[Interface dataset entries]
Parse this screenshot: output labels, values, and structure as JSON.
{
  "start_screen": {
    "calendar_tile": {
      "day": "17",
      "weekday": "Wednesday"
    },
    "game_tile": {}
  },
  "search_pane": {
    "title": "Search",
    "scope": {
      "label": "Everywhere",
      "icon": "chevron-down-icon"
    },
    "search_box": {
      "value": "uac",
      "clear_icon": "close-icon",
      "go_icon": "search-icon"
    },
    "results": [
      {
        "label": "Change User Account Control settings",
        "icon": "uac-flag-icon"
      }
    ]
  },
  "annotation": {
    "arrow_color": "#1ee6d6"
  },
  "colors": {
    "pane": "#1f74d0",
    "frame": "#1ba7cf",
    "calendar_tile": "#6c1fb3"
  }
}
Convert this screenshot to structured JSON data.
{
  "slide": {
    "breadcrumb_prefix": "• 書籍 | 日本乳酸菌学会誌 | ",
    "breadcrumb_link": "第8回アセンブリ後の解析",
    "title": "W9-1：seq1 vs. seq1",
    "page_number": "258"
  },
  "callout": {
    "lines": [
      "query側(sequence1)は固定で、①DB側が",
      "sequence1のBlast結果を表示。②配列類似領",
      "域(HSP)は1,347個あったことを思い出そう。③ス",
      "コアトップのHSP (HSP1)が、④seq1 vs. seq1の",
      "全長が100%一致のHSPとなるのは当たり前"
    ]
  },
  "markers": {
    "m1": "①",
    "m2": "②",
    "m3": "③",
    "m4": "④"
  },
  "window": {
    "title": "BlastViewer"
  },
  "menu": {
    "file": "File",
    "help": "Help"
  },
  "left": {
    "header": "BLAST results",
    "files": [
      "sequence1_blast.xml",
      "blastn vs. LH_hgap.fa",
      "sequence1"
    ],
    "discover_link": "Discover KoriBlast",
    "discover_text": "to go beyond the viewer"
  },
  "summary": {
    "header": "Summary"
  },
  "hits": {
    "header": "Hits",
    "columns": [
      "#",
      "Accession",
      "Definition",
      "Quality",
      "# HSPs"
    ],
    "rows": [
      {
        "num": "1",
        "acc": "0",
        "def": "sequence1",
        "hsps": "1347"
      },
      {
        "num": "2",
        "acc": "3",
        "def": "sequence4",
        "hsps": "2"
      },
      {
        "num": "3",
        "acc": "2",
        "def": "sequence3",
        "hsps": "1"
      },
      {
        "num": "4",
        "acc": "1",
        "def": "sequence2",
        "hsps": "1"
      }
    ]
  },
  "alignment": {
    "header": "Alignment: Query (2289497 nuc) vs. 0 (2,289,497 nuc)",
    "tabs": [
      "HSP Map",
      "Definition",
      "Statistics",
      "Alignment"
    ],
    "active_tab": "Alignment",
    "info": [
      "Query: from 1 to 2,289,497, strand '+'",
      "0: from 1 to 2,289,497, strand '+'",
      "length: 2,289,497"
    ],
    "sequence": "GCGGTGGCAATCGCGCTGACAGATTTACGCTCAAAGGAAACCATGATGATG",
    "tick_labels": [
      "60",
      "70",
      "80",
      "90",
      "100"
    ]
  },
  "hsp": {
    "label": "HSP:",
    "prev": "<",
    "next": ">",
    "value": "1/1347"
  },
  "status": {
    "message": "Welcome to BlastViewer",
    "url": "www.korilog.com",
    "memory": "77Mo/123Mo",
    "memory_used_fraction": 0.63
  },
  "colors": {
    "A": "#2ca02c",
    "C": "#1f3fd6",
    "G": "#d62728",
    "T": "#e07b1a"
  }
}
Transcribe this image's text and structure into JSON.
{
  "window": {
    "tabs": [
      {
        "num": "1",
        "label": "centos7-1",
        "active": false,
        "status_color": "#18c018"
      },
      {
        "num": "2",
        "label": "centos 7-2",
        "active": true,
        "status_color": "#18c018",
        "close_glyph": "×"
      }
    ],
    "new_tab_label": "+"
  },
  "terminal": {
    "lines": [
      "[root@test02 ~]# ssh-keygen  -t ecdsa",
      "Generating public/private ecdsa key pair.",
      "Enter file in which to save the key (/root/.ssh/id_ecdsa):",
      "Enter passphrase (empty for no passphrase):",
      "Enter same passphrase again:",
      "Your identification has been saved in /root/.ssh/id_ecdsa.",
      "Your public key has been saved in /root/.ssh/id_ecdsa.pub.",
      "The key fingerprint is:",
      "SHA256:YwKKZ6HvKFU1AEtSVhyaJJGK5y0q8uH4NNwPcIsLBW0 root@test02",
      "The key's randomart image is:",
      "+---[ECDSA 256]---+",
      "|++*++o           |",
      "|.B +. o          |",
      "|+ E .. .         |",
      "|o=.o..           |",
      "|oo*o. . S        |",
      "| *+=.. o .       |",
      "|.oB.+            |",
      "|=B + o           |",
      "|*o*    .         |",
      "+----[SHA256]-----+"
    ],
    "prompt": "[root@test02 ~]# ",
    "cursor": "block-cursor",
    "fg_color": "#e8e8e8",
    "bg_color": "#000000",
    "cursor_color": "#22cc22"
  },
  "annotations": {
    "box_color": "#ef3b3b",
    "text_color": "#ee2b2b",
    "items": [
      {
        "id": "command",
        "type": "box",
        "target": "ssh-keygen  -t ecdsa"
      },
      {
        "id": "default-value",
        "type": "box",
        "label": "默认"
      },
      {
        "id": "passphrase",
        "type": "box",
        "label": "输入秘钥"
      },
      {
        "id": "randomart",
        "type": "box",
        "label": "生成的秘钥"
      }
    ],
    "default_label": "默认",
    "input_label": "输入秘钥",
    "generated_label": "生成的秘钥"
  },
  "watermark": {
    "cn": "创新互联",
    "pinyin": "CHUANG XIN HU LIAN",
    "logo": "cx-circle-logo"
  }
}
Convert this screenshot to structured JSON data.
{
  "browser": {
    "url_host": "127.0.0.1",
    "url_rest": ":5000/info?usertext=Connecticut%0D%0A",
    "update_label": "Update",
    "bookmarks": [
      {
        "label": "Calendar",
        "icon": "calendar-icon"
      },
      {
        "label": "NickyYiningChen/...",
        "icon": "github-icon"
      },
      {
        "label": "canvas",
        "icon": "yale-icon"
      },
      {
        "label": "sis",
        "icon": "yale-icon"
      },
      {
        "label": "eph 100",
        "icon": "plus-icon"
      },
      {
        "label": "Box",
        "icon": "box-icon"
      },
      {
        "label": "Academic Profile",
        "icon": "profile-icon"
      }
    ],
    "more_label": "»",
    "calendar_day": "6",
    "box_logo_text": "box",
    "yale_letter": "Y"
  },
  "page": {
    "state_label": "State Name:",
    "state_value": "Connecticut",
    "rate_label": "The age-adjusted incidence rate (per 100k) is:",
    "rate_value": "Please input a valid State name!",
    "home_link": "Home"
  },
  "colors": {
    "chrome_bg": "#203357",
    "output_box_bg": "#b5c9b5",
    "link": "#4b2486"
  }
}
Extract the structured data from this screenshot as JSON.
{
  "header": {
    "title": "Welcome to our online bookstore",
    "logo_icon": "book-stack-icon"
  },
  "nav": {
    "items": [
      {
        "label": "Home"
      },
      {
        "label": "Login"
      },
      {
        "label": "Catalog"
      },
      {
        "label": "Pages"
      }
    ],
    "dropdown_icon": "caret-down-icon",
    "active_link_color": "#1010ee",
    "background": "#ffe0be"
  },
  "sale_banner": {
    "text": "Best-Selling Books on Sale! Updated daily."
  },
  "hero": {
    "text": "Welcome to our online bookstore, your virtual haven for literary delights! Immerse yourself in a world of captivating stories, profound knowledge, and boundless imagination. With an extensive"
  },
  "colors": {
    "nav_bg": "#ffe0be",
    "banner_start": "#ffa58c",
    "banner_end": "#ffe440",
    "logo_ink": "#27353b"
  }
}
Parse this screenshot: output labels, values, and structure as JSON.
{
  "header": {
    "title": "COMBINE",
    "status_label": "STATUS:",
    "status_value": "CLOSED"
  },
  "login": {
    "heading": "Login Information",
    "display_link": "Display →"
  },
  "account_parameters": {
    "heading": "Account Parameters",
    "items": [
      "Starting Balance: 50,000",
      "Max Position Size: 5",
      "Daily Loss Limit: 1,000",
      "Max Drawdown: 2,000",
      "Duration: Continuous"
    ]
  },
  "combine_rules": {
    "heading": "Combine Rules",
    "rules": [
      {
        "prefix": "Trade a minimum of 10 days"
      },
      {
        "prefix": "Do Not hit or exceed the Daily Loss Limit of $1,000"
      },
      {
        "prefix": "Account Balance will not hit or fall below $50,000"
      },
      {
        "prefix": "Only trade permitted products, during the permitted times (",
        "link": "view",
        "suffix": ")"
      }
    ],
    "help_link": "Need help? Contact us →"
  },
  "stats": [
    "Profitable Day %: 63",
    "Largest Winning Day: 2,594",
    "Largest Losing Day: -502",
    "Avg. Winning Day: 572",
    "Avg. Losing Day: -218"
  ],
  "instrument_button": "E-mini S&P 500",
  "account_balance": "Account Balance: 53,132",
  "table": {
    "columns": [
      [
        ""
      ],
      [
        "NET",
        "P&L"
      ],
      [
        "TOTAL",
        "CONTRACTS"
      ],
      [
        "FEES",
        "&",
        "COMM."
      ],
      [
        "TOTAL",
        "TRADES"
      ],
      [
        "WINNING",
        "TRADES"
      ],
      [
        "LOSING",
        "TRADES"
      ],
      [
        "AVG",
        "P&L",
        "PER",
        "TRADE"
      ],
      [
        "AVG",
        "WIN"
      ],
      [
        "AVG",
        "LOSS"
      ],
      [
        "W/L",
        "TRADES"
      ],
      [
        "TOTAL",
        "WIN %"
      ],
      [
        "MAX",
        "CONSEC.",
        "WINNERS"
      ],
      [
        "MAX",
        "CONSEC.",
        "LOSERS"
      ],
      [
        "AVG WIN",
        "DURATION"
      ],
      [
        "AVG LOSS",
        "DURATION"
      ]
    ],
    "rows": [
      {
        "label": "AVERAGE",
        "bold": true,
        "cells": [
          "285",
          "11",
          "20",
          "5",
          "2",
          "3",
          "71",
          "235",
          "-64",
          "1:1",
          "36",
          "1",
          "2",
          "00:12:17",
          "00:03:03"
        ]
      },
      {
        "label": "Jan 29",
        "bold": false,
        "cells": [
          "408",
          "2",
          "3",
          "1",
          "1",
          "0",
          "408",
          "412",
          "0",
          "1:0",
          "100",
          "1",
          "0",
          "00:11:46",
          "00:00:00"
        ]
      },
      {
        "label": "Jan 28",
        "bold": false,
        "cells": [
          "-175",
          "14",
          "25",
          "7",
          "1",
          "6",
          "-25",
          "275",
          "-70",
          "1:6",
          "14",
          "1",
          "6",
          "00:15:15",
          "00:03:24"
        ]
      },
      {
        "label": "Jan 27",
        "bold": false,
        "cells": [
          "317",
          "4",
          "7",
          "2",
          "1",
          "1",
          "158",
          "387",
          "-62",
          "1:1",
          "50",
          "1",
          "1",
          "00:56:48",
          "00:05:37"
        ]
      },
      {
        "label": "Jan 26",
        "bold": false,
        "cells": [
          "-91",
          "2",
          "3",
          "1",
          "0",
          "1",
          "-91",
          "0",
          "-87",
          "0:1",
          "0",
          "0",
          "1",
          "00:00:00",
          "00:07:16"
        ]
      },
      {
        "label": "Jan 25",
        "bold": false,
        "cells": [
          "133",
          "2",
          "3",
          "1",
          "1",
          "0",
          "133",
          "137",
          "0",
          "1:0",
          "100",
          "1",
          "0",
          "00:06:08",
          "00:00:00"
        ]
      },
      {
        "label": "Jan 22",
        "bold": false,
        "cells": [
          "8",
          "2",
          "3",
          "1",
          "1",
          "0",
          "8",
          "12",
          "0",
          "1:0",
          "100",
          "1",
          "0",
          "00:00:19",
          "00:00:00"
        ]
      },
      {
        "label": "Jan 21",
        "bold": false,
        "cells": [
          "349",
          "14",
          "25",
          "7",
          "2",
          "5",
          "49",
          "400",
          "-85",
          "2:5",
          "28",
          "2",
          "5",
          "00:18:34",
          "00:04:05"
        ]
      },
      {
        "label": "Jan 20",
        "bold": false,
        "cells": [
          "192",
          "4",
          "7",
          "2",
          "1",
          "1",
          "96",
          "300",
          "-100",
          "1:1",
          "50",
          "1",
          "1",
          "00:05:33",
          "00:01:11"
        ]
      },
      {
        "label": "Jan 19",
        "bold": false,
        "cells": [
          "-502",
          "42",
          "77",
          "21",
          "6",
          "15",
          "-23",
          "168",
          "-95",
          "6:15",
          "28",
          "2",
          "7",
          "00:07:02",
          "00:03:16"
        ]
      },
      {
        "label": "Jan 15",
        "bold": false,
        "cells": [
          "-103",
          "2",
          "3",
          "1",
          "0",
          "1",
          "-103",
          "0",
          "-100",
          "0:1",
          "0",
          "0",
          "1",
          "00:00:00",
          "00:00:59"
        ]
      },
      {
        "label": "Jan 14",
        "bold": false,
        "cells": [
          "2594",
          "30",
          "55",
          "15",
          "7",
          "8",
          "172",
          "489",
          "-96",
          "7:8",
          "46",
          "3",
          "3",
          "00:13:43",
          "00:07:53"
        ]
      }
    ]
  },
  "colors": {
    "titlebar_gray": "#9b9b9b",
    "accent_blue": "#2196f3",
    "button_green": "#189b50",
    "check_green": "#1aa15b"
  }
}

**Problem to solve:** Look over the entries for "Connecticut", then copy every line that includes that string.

**Solved problem:**
    "url_rest": ":5000/info?usertext=Connecticut%0D%0A",
    "state_value": "Connecticut",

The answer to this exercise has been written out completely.